A Swedish researcher, Staffan Lindeberg, has been studying the inhabitants of Kitava, one of the Trobriand Islands of Papua New Guinea. He claims that sudden cardiac death, stroke, and exertion-related chest pain never occur in Kitava; and he attributes this to their eating a Paleolithic diet.
2,250 people live on Kitava. They are traditional farmers. Their dietary staples are tubers (yam, sweet potato and taro), fruit, fish, and coconut. They don’t use dairy products, alcohol, coffee, or tea. Their intake of oils, margarine, cereals, and sugar is negligible. Western foods constitute less than 1% of their diet. Their activity level is only slightly higher than in Western populations. 80% of them smoke daily and an unspecified number of them chew betel. The macronutrient composition of the Kitavan diet was estimated as 21% of total calories from fat, 17% from saturated fat, 10% from protein, and 69% from carbohydrates.
Lindeberg’s Kitava study examined a sample of 220 Kitavans aged 14-87 and compared them to healthy Swedish populations. They found substantially lower diastolic blood pressure, body mass index, and triceps skinfold thickness in the Kitavans.

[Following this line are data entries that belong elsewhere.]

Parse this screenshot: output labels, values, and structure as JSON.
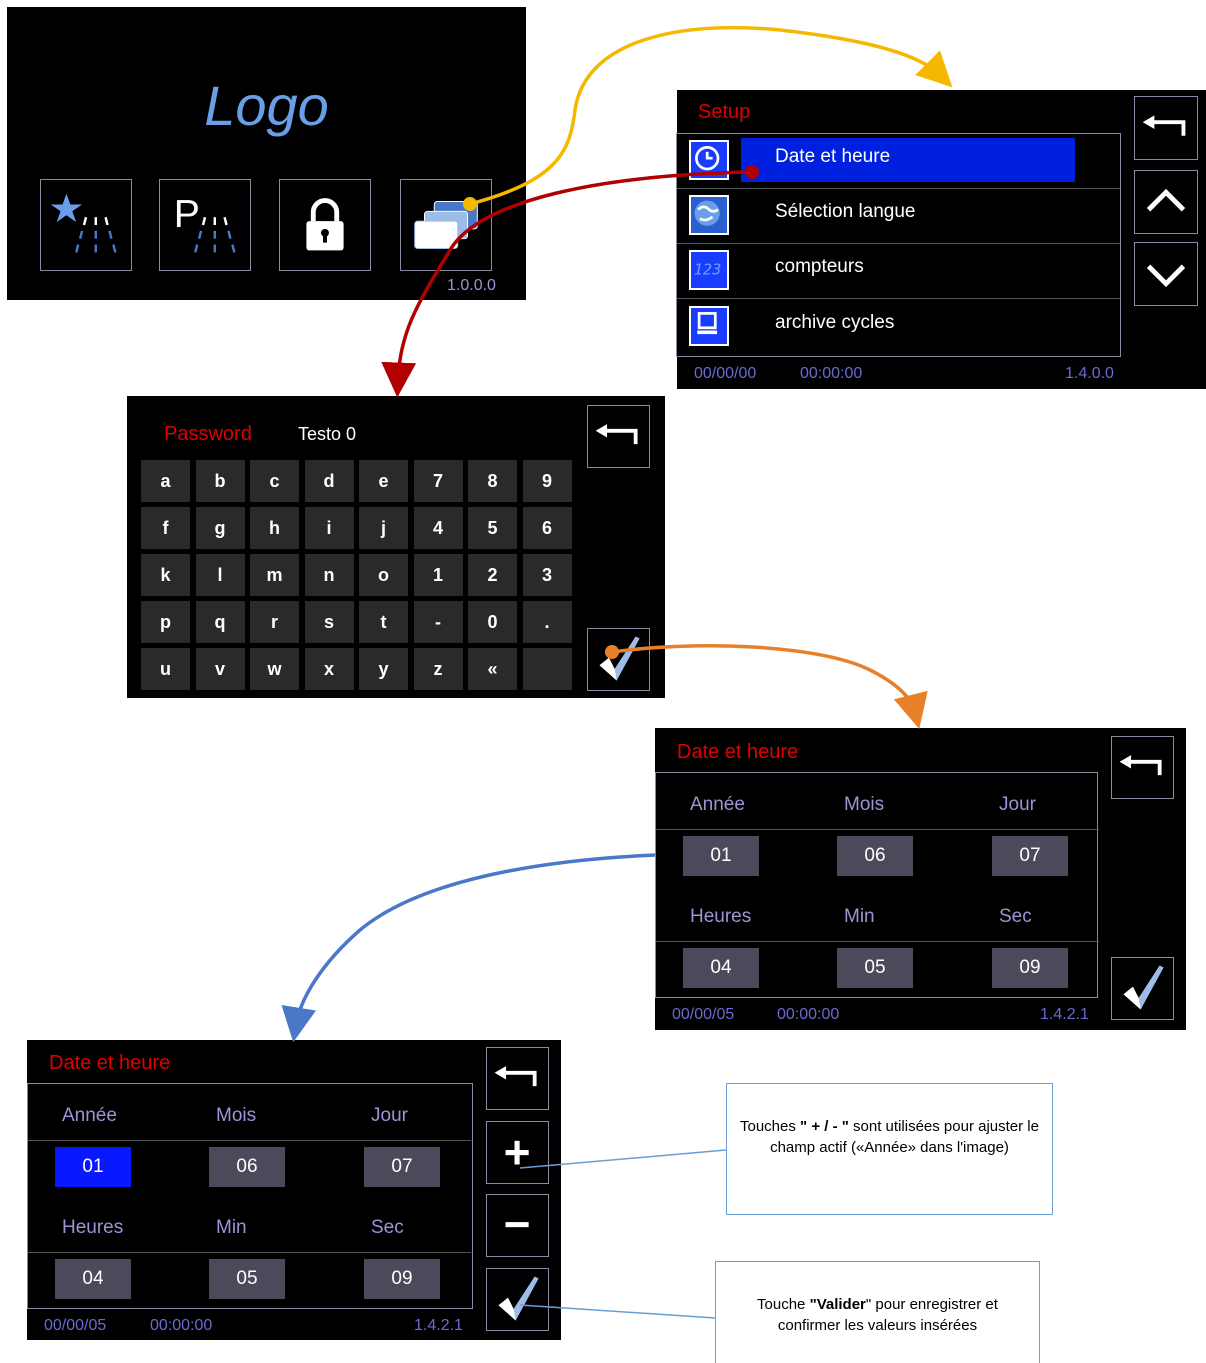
{
  "home": {
    "logo": "Logo",
    "version": "1.0.0.0",
    "icons": [
      "favorite-program-icon",
      "program-p-icon",
      "lock-icon",
      "setup-windows-icon"
    ]
  },
  "setup": {
    "title": "Setup",
    "items": [
      {
        "label": "Date et heure",
        "icon": "clock-icon"
      },
      {
        "label": "Sélection langue",
        "icon": "globe-icon"
      },
      {
        "label": "compteurs",
        "icon": "counter-123-icon"
      },
      {
        "label": "archive cycles",
        "icon": "archive-icon"
      }
    ],
    "status_date": "00/00/00",
    "status_time": "00:00:00",
    "version": "1.4.0.0"
  },
  "password": {
    "title": "Password",
    "value": "Testo 0",
    "keys": [
      [
        "a",
        "b",
        "c",
        "d",
        "e",
        "7",
        "8",
        "9"
      ],
      [
        "f",
        "g",
        "h",
        "i",
        "j",
        "4",
        "5",
        "6"
      ],
      [
        "k",
        "l",
        "m",
        "n",
        "o",
        "1",
        "2",
        "3"
      ],
      [
        "p",
        "q",
        "r",
        "s",
        "t",
        "-",
        "0",
        "."
      ],
      [
        "u",
        "v",
        "w",
        "x",
        "y",
        "z",
        "«",
        ""
      ]
    ]
  },
  "datetime1": {
    "title": "Date et heure",
    "labels_top": [
      "Année",
      "Mois",
      "Jour"
    ],
    "values_top": [
      "01",
      "06",
      "07"
    ],
    "labels_bottom": [
      "Heures",
      "Min",
      "Sec"
    ],
    "values_bottom": [
      "04",
      "05",
      "09"
    ],
    "status_date": "00/00/05",
    "status_time": "00:00:00",
    "version": "1.4.2.1"
  },
  "datetime2": {
    "title": "Date et heure",
    "labels_top": [
      "Année",
      "Mois",
      "Jour"
    ],
    "values_top": [
      "01",
      "06",
      "07"
    ],
    "labels_bottom": [
      "Heures",
      "Min",
      "Sec"
    ],
    "values_bottom": [
      "04",
      "05",
      "09"
    ],
    "status_date": "00/00/05",
    "status_time": "00:00:00",
    "version": "1.4.2.1",
    "plus": "+",
    "minus": "−"
  },
  "callouts": {
    "plus_minus": {
      "pre": "Touches ",
      "bold": "\" + / - \"",
      "post": " sont utilisées pour ajuster le champ actif («Année» dans l'image)"
    },
    "validate": {
      "pre": "Touche ",
      "bold": "\"Valider",
      "post": "\" pour enregistrer et confirmer les valeurs insérées"
    }
  },
  "colors": {
    "flow_yellow": "#f5b800",
    "flow_red": "#b00000",
    "flow_orange": "#e8802a",
    "flow_blue": "#4a78c8",
    "callout_border": "#6b9fd4"
  }
}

Systolic blood pressure was lower in Kitava than in Sweden for men over 20 and women over 60. Total cholesterol, LDL cholesterol, and apolipoprotein B were lower in men over 40 and in women over 60. Triglycerides were higher in Kitavans aged 20-39 than in Swedes of the same age. HDL was not significantly different. (more…)